As we became excited about FNO - a great concept to boost business, let us put our minds to attractive programmes that will help us to take control of our health. Kudos to Jamaica Producers for their campaign to promote the consumption of our delicious local bananas and the National Health Fund for their wise messages.
We are lucky that Jamaica, perhaps, has the healthiest fast-food chains, carrying vegetarian items and home-grown ingredients. However, I have heard that the crusts of our delicious patties contain animal fat - I hope this is not true.
Health management is important, and we welcome the introduction of the health ministry's passport for children in which their immunisation history can be entered. I also wish mothers of young children would desist from wearing those long, unhygienic nails - have you ever seen a nurse or a chef with nails that long? Take a hint!
In honour of Caribbean Wellness Day, allow me to share with you some important tips from those two gurus of good health, Prof Denise Eldemire Shearer and Dr Anthony Vendryes. This information was presented at a Wellness Seminar for the members of the Caribbean Community of Retired Persons (CCRP) (see this and Tai Chi demo at www.ccrponline.org).
Professor Eldemire Shearer described healthy ageing as "the ongoing activities and behaviours you undertake to reduce the risk of illness and disease and increase your physical, emotional and mental health."
She recommended, "Maintaining mental and physical health, avoiding disorders or disease and remaining active and independent." This last point helped me to respect the lifestyle choices of my octogenarian mother.
Professor Eldemire Shearer advised that "chronic disease which is manifest in adult life is the result of exposure to risk factors, the major ones being tobacco, alcohol, high-fat diet and low levels of exercise." She spoke of "the incredible ability of cells to survive, cellular repair systems and the fact that we can impact our ageing process."
"There are certain healthy habits that will influence healthy ageing," said Professor Eldemire Shearer. "These are: following a nutritious diet, exercising regularly and staying mentally active."
She quoted Garson Kanin: "Youth is the gift of nature, but age is a work of art."
Dr Vendryes warned that "we are digging our graves with our teeth," and said that we should reduce abdominal fat. "Shape can be more important than weight," he said, pointing out that the fat in the abdomen could be more dangerous than fat on the thighs.
Exercise is important. "Use it or lose it!" counselled Dr Vendryes. "Exercise complements nutrition, has physical and emotional benefits and slows the ageing process." He recommended both aerobic exercise and resistance exercise, advising us to "start slowly, be consistent, enjoy what you do."
Dr Vendryes says wellness demands that we cleanse our bodies of poisons such as "cigarette smoke, alcohol, drugs (legal and otherwise), chemicals and pollutants. These toxins hasten ageing."
He urged proper stress management. "Stress is not a person or situation, it is a reaction or response," he explained. "It is the enemy within and it accelerates ageing. To manage stress, you should learn to know your stress reaction and learn the relaxation response."

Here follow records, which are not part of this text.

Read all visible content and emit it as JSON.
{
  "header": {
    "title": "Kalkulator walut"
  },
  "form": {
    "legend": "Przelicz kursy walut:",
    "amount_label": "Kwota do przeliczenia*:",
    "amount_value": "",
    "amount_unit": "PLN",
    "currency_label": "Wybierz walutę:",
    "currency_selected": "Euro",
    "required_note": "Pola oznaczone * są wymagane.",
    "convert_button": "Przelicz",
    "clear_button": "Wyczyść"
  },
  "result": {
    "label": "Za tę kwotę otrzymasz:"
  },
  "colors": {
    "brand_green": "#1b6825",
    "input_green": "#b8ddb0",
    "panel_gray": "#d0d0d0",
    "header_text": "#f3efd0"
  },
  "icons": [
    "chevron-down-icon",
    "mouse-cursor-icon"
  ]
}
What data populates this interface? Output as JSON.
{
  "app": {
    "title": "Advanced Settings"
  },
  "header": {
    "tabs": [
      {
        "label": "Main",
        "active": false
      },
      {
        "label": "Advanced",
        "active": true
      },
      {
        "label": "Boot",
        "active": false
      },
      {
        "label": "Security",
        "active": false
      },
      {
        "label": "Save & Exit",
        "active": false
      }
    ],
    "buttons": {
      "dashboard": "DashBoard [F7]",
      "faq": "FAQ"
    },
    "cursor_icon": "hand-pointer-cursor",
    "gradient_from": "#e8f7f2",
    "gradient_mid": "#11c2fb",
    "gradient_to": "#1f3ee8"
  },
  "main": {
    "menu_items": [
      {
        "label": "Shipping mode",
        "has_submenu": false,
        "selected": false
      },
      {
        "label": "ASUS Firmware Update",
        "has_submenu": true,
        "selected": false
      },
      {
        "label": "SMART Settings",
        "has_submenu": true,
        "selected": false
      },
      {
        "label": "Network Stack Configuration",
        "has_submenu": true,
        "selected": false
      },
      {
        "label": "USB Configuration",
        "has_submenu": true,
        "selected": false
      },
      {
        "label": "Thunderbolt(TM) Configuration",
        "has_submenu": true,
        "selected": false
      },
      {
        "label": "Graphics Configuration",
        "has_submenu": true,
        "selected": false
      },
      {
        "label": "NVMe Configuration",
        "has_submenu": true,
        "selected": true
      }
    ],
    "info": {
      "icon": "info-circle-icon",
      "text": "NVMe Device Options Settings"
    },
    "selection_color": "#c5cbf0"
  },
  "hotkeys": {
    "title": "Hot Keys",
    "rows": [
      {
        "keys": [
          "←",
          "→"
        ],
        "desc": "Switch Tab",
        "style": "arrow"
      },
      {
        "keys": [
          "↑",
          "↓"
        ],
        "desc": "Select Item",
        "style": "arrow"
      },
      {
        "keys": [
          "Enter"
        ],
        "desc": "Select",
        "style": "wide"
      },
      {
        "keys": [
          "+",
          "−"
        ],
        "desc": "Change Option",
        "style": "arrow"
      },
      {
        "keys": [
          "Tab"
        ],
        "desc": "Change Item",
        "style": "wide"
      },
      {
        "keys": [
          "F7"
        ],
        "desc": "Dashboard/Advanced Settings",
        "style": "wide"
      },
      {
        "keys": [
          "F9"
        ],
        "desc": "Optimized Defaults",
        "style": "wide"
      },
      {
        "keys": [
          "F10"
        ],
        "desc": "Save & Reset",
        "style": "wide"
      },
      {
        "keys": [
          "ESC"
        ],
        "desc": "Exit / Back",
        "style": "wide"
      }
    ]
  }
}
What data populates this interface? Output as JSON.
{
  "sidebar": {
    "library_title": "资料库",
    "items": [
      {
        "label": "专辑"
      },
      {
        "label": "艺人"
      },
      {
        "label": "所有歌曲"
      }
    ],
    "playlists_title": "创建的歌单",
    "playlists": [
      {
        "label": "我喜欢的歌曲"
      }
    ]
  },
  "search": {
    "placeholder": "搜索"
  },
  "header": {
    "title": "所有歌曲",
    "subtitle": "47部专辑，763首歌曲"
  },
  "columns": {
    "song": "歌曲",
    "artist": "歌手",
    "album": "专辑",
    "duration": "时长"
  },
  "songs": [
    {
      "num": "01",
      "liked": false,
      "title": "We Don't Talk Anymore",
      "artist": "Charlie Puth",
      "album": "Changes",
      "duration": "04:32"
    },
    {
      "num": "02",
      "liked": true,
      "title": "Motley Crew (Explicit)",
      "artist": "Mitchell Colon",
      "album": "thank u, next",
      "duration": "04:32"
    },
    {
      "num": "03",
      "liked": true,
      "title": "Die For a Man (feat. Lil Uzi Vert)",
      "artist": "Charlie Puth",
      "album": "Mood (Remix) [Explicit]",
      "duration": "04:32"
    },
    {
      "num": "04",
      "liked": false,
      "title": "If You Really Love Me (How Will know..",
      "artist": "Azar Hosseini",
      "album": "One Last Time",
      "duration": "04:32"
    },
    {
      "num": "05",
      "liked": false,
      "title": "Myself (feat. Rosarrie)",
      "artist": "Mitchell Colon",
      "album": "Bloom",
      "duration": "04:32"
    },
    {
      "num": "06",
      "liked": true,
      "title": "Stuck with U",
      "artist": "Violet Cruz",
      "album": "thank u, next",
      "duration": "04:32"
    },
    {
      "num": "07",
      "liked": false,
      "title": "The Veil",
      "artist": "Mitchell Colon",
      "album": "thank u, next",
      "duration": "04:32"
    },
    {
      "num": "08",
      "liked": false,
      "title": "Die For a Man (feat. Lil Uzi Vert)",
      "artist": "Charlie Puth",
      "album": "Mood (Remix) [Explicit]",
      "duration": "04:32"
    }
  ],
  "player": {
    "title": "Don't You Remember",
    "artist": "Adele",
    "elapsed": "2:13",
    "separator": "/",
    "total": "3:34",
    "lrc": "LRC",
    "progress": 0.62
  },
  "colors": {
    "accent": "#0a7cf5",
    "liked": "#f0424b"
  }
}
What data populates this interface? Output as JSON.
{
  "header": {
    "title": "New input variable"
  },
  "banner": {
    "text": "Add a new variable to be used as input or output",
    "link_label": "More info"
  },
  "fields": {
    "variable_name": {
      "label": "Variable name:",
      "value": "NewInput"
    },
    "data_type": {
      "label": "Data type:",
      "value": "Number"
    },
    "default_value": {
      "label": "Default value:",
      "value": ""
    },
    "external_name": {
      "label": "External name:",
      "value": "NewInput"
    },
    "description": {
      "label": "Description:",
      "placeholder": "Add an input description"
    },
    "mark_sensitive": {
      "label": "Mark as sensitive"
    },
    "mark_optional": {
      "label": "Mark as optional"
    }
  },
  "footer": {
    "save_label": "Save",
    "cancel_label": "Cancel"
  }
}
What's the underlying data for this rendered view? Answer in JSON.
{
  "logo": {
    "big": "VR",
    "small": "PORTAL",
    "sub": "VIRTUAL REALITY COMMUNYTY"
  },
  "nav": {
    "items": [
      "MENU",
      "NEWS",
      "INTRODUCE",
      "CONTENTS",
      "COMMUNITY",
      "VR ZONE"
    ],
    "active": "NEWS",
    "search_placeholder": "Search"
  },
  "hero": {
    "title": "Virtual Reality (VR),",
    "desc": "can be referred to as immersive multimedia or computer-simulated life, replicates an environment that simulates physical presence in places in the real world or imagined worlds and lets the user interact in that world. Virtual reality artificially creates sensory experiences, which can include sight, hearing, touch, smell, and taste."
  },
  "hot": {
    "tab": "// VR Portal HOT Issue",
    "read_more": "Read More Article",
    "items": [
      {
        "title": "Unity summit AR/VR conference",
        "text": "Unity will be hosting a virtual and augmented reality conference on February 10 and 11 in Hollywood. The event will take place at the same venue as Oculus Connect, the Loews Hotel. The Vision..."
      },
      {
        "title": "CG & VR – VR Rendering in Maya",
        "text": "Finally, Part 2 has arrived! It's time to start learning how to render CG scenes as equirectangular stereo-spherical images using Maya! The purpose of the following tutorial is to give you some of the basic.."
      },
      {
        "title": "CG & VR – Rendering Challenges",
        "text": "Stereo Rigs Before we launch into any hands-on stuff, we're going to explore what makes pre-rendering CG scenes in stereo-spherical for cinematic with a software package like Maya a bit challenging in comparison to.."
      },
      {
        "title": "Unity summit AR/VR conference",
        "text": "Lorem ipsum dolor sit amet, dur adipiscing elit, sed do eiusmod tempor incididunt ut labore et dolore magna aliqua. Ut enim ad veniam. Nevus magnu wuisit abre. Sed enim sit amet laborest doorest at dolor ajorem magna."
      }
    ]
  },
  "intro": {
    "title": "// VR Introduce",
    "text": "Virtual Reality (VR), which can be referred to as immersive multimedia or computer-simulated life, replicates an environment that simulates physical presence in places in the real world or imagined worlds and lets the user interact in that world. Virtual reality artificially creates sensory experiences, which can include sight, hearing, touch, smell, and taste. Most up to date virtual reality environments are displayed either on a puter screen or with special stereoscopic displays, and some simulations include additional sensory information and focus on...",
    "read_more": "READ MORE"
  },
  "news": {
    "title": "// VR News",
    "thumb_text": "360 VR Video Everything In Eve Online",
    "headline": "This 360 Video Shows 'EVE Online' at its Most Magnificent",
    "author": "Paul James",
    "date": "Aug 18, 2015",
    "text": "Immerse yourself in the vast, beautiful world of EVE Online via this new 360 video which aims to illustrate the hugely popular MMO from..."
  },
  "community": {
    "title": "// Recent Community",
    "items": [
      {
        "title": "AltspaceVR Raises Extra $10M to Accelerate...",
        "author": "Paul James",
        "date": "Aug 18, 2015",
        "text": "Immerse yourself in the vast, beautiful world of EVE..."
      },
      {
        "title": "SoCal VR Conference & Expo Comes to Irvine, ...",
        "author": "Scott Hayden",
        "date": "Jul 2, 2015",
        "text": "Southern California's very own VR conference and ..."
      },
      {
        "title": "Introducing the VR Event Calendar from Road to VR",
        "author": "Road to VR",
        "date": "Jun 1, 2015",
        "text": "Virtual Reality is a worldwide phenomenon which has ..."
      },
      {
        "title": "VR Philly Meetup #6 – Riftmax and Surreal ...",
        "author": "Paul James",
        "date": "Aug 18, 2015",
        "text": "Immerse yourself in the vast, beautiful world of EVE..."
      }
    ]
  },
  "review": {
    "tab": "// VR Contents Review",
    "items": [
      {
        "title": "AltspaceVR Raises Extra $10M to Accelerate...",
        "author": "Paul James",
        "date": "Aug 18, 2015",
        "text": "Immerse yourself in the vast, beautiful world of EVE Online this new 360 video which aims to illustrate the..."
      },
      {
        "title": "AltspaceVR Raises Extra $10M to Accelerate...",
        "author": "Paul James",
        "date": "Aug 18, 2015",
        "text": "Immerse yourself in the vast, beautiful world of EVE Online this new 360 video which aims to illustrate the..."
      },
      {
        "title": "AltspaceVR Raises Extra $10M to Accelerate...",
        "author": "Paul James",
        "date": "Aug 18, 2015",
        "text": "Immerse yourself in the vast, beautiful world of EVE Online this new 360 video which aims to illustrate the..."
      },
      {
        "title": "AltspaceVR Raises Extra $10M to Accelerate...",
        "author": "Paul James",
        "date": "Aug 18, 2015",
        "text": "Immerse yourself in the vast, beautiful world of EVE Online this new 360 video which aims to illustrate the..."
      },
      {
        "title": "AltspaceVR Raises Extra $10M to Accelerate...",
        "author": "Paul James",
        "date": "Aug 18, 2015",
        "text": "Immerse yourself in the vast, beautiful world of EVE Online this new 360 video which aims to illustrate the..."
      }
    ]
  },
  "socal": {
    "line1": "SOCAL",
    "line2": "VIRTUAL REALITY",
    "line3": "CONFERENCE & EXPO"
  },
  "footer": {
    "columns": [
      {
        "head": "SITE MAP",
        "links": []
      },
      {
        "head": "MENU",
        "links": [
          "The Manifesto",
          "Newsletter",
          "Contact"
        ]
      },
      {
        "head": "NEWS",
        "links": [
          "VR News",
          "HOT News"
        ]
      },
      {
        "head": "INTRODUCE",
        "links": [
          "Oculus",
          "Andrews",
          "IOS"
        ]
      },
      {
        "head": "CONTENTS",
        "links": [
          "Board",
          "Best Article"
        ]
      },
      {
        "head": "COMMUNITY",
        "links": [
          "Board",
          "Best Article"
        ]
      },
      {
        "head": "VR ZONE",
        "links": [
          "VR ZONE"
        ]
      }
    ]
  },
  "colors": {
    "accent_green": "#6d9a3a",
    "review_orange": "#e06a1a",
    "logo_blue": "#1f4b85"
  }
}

Let us promise ourselves to make wellness a priority - the payback is endurance, productivity, and a positive outlook on life. To pursue wellness is the manifestation of your love for your family, your effort to be in your best condition so you can be fully "there" when they need you. Dr Vendryes quoted Hippocrates' age-old saying: "Your health is your greatest wealth."